Recommended by local Mom Ria Tajbl.  When Walter ruins the family yard sale by driving away all the customers, his owner sells him for $10 to a clown with a secret plan to use Walter’s gas to inflate noxious balloons he plans to use to help him stun guards so he can rob banks.   Gotta love Walter!  Ria also recommended the classic easy reader Go, Dog, Go! by P.D. Eastman.

Stanley’s Party by Linda Bailey

Recommended by school media specialist Linda Anderson.  When Stanley the dog discovers that he can get away with lying on the forbidden couch while his people are out, he wonders what other liberties he can take.  Soon he is throwing a wild party with all the dogs in town!

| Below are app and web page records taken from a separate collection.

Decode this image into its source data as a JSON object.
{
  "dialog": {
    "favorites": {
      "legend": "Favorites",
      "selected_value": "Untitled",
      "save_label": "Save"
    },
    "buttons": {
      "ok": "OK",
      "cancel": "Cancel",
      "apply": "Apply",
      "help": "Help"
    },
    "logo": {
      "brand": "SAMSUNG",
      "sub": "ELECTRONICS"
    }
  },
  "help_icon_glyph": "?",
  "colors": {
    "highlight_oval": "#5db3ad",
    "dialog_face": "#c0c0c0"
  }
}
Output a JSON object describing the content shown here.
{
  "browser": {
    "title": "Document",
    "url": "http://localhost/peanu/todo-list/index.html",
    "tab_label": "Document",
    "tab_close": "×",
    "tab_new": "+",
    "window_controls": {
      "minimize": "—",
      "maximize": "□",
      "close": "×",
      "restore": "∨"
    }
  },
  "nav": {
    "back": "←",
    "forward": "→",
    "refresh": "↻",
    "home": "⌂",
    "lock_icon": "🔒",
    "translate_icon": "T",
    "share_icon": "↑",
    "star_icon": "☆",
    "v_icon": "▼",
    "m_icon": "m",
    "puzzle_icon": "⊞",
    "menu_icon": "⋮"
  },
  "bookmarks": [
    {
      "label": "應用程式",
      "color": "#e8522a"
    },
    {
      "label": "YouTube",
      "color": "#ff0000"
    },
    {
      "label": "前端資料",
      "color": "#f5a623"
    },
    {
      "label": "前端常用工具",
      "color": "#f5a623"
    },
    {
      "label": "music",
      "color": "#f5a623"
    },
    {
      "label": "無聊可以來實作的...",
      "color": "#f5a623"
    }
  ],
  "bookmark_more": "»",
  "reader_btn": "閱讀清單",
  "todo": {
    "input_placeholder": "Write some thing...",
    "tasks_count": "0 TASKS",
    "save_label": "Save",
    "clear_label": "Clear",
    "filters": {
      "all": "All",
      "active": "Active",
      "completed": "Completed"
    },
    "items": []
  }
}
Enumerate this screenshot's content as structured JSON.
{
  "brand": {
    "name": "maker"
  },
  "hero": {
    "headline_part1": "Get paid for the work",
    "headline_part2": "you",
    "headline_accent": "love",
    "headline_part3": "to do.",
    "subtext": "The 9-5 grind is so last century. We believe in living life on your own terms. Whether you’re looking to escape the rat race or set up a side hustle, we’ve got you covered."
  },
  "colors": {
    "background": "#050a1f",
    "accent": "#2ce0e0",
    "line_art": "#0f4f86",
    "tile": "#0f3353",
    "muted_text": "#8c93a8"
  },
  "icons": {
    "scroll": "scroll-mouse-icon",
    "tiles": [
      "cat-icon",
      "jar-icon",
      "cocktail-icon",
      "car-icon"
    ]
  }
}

Old Mother Hubbard by Jane Cabrera

Recommended by Christina Olson, who says it was one her kids read to pieces.  Funny extended version of the classic nursery rhyme with bright, whimsical illustrations.

Carl’s Afternoon in the Park by Alexandra Day

Recommended by Tanya Scoville.  The Carl books are sweet, beautifully-illustrated, mostly wordless adventures about a baby and a kind Rottweiler.  In this one they spend the day in the park together, riding on a carousel and going to a zoo.

No Roses for Harry by Gene Zion and Margaret Bloy Graham

Recommended by Barbara Beyer.  In this sequel to Harry, the Dirty Dog, Harry tries desperately to get rid of his new present from Grandma: a sweater with big roses all over it.

What are your favorite picture books about dogs?